The New America Award from the Society for Professional Journalism in the US “honors public service journalism that explores and exposes an issue of importance to immigrant or ethnic communities currently living in the United States.”
The Eugene Katz Award For Excellence in the Coverage of Immigration was inaugurated in 1997 by the Center for Immigration Studies, an advocacy group based in Washington.

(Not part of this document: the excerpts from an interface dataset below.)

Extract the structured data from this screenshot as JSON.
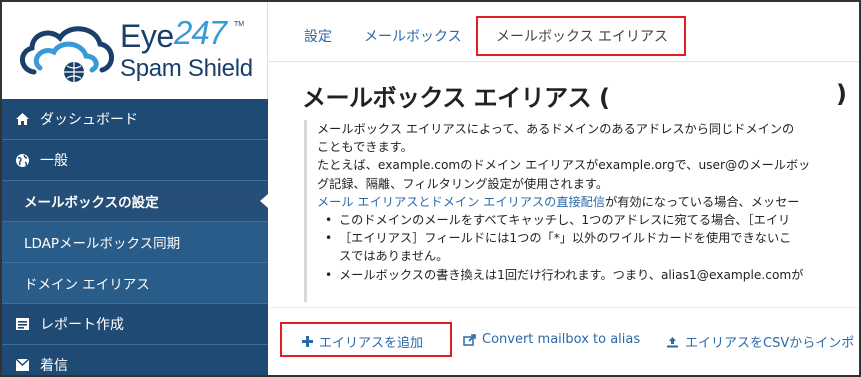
{
  "logo": {
    "line1": "Eye",
    "digits": "247",
    "tm": "TM",
    "line2": "Spam Shield"
  },
  "sidebar": {
    "items": [
      {
        "label": "ダッシュボード",
        "icon": "home-icon"
      },
      {
        "label": "一般",
        "icon": "globe-icon"
      },
      {
        "label": "メールボックスの設定",
        "icon": ""
      },
      {
        "label": "LDAPメールボックス同期",
        "icon": ""
      },
      {
        "label": "ドメイン エイリアス",
        "icon": ""
      },
      {
        "label": "レポート作成",
        "icon": "report-icon"
      },
      {
        "label": "着信",
        "icon": "inbox-icon"
      }
    ]
  },
  "tabs": [
    {
      "label": "設定"
    },
    {
      "label": "メールボックス"
    },
    {
      "label": "メールボックス エイリアス"
    }
  ],
  "page": {
    "title": "メールボックス エイリアス (",
    "title_close": ")"
  },
  "description": {
    "p1_line1": "メールボックス エイリアスによって、あるドメインのあるアドレスから同じドメインの",
    "p1_line2": "こともできます。",
    "p2_line1": "たとえば、example.comのドメイン エイリアスがexample.orgで、user@のメールボッ",
    "p2_line2": "グ記録、隔離、フィルタリング設定が使用されます。",
    "p3_link": "メール エイリアスとドメイン エイリアスの直接配信",
    "p3_rest": "が有効になっている場合、メッセー",
    "bullet1": "このドメインのメールをすべてキャッチし、1つのアドレスに宛てる場合、［エイリ",
    "bullet2_line1": "［エイリアス］フィールドには1つの「*」以外のワイルドカードを使用できないこ",
    "bullet2_line2": "スではありません。",
    "bullet3": "メールボックスの書き換えは1回だけ行われます。つまり、alias1@example.comが"
  },
  "actions": {
    "add_label": "エイリアスを追加",
    "convert_label": "Convert mailbox to alias",
    "csv_label": "エイリアスをCSVからインポ"
  },
  "colors": {
    "sidebar_bg": "#2a5c8a",
    "link": "#2b6aa8",
    "highlight_box": "#e02020"
  }
}
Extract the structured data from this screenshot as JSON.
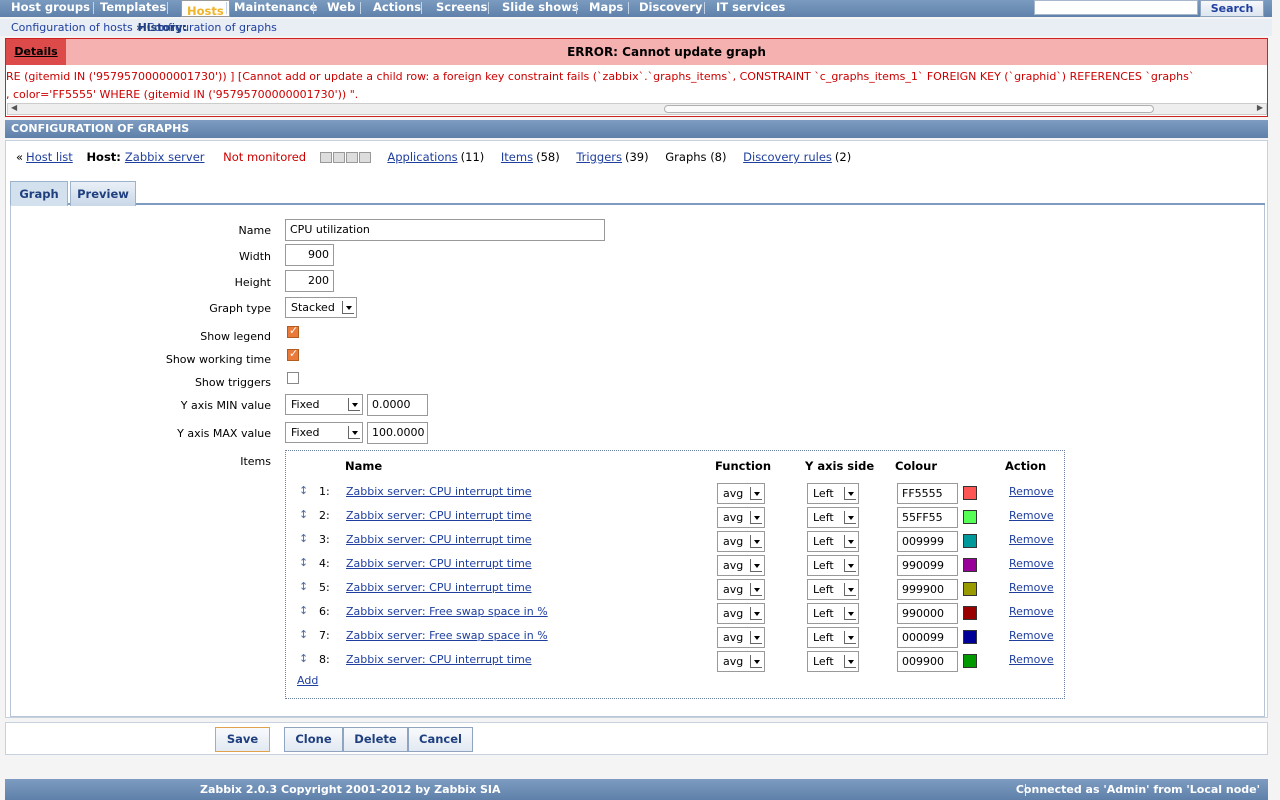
{
  "topmenu": {
    "items": [
      {
        "label": "Host groups",
        "selected": false
      },
      {
        "label": "Templates",
        "selected": false
      },
      {
        "label": "Hosts",
        "selected": true
      },
      {
        "label": "Maintenance",
        "selected": false
      },
      {
        "label": "Web",
        "selected": false
      },
      {
        "label": "Actions",
        "selected": false
      },
      {
        "label": "Screens",
        "selected": false
      },
      {
        "label": "Slide shows",
        "selected": false
      },
      {
        "label": "Maps",
        "selected": false
      },
      {
        "label": "Discovery",
        "selected": false
      },
      {
        "label": "IT services",
        "selected": false
      }
    ],
    "search_label": "Search"
  },
  "history": {
    "label": "History:",
    "crumbs": [
      "Configuration of hosts",
      "Configuration of graphs"
    ],
    "separator": "»"
  },
  "error": {
    "details_label": "Details",
    "title": "ERROR: Cannot update graph",
    "line1": "RE  (gitemid IN ('95795700000001730')) ] [Cannot add or update a child row: a foreign key constraint fails (`zabbix`.`graphs_items`, CONSTRAINT `c_graphs_items_1` FOREIGN KEY (`graphid`) REFERENCES `graphs`",
    "line2": ", color='FF5555' WHERE  (gitemid IN ('95795700000001730')) \"."
  },
  "section_title": "CONFIGURATION OF GRAPHS",
  "hostline": {
    "back_prefix": "«",
    "host_list": "Host list",
    "host_label": "Host:",
    "host_name": "Zabbix server",
    "status": "Not monitored",
    "applications_label": "Applications",
    "applications_count": "(11)",
    "items_label": "Items",
    "items_count": "(58)",
    "triggers_label": "Triggers",
    "triggers_count": "(39)",
    "graphs_text": "Graphs (8)",
    "discovery_label": "Discovery rules",
    "discovery_count": "(2)"
  },
  "tabs": [
    "Graph",
    "Preview"
  ],
  "form": {
    "name_label": "Name",
    "name_value": "CPU utilization",
    "width_label": "Width",
    "width_value": "900",
    "height_label": "Height",
    "height_value": "200",
    "graphtype_label": "Graph type",
    "graphtype_value": "Stacked",
    "legend_label": "Show legend",
    "legend_checked": true,
    "worktime_label": "Show working time",
    "worktime_checked": true,
    "triggers_label": "Show triggers",
    "triggers_checked": false,
    "ymin_label": "Y axis MIN value",
    "ymin_type": "Fixed",
    "ymin_value": "0.0000",
    "ymax_label": "Y axis MAX value",
    "ymax_type": "Fixed",
    "ymax_value": "100.0000",
    "items_label": "Items"
  },
  "items_table": {
    "headers": {
      "name": "Name",
      "function": "Function",
      "yaxis": "Y axis side",
      "colour": "Colour",
      "action": "Action"
    },
    "rows": [
      {
        "num": "1:",
        "name": "Zabbix server: CPU interrupt time",
        "function": "avg",
        "yaxis": "Left",
        "color": "FF5555",
        "swatch": "#FF5555",
        "action": "Remove"
      },
      {
        "num": "2:",
        "name": "Zabbix server: CPU interrupt time",
        "function": "avg",
        "yaxis": "Left",
        "color": "55FF55",
        "swatch": "#55FF55",
        "action": "Remove"
      },
      {
        "num": "3:",
        "name": "Zabbix server: CPU interrupt time",
        "function": "avg",
        "yaxis": "Left",
        "color": "009999",
        "swatch": "#009999",
        "action": "Remove"
      },
      {
        "num": "4:",
        "name": "Zabbix server: CPU interrupt time",
        "function": "avg",
        "yaxis": "Left",
        "color": "990099",
        "swatch": "#990099",
        "action": "Remove"
      },
      {
        "num": "5:",
        "name": "Zabbix server: CPU interrupt time",
        "function": "avg",
        "yaxis": "Left",
        "color": "999900",
        "swatch": "#999900",
        "action": "Remove"
      },
      {
        "num": "6:",
        "name": "Zabbix server: Free swap space in %",
        "function": "avg",
        "yaxis": "Left",
        "color": "990000",
        "swatch": "#990000",
        "action": "Remove"
      },
      {
        "num": "7:",
        "name": "Zabbix server: Free swap space in %",
        "function": "avg",
        "yaxis": "Left",
        "color": "000099",
        "swatch": "#000099",
        "action": "Remove"
      },
      {
        "num": "8:",
        "name": "Zabbix server: CPU interrupt time",
        "function": "avg",
        "yaxis": "Left",
        "color": "009900",
        "swatch": "#009900",
        "action": "Remove"
      }
    ],
    "add_label": "Add"
  },
  "buttons": {
    "save": "Save",
    "clone": "Clone",
    "delete": "Delete",
    "cancel": "Cancel"
  },
  "footer": {
    "copyright": "Zabbix 2.0.3 Copyright 2001-2012 by Zabbix SIA",
    "connected": "Connected as 'Admin' from 'Local node'"
  }
}
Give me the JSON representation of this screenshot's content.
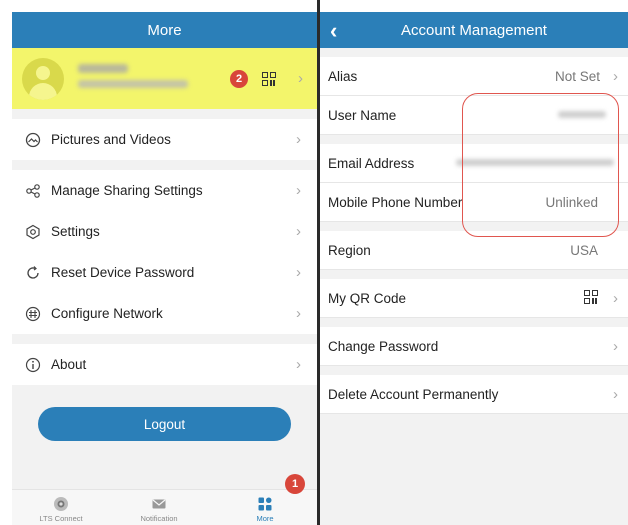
{
  "left": {
    "title": "More",
    "profile": {
      "badge": "2"
    },
    "menu": [
      {
        "label": "Pictures and Videos",
        "icon": "pictures-icon"
      },
      {
        "label": "Manage Sharing Settings",
        "icon": "share-icon"
      },
      {
        "label": "Settings",
        "icon": "settings-icon"
      },
      {
        "label": "Reset Device Password",
        "icon": "reset-icon"
      },
      {
        "label": "Configure Network",
        "icon": "network-icon"
      },
      {
        "label": "About",
        "icon": "info-icon"
      }
    ],
    "logout": "Logout",
    "tabs": [
      {
        "label": "LTS Connect",
        "icon": "camera-icon"
      },
      {
        "label": "Notification",
        "icon": "mail-icon"
      },
      {
        "label": "More",
        "icon": "grid-icon"
      }
    ],
    "tab_badge": "1"
  },
  "right": {
    "title": "Account Management",
    "rows": [
      {
        "label": "Alias",
        "value": "Not Set"
      },
      {
        "label": "User Name",
        "value": ""
      },
      {
        "label": "Email Address",
        "value": ""
      },
      {
        "label": "Mobile Phone Number",
        "value": "Unlinked"
      },
      {
        "label": "Region",
        "value": "USA"
      },
      {
        "label": "My QR Code",
        "value": ""
      },
      {
        "label": "Change Password",
        "value": ""
      },
      {
        "label": "Delete Account Permanently",
        "value": ""
      }
    ]
  },
  "colors": {
    "accent": "#2b7fb8",
    "highlight": "#f3f56b",
    "badge": "#d8463a",
    "annotation": "#e0564f"
  }
}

The 2017 winners were Kevin Rothstein and Mike Beaudet, of WCVB-TV in Boston, “for the many major immigration stories they have broken … often resulting in changes in state and federal policies.”
The American Mosaic Journalism Prize, with a prize of $100,000, was awarded for the first time in early 2018 to Jaeah Lee, an independent journalist and a 2017 senior fellow at Brandeis University’s Schuster Institute for Investigative Journalism, and Valeria Fernández, now a freelancer who has been reporting on Arizona’s immigrant community and the immigration debate for over 15 years. The prize was created by the Heising-Simons Foundation, a family-run charity in Silicon Valley.
The Alfred I. duPont-Columbia University Awards for excellence in journalism, while not specifically focused on particular topics, in 2018 gave an award to “Exodus.” The documentary tells the harrowing, personal stories of refugees and migrants as they fled countries besieged by violence and poverty. It was directed and produced by James Bluemel for PBS Frontline in the US.
The European Press Prize, also not specifically for migration stories, recognized several as 2018 winners:
- 500 Years Later the Habibs are Looking for a House in Portugal, by Catarinia Goms in Público, describes the journey of several Turkish Sephardic Jews — focusing on the the Habib family — who are trying to find a safe haven in Portugal, 500 years after the expulsion of the Jews from Portugal.
- “The Human Captor,” by Michael Obert in Süddeutsche Zeitung Magazin, describes the dubious warlord Al-Bija, who styles himself as rescuer of refugees and reliable partner of the EU in the quest of stopping African refugees from crossing the Mediterranean.
- “The Smuggling Game,” by Lin Taylor and Valeria Cardi, published by the Thomson Reuters Foundation News, describes the global business of people smuggling.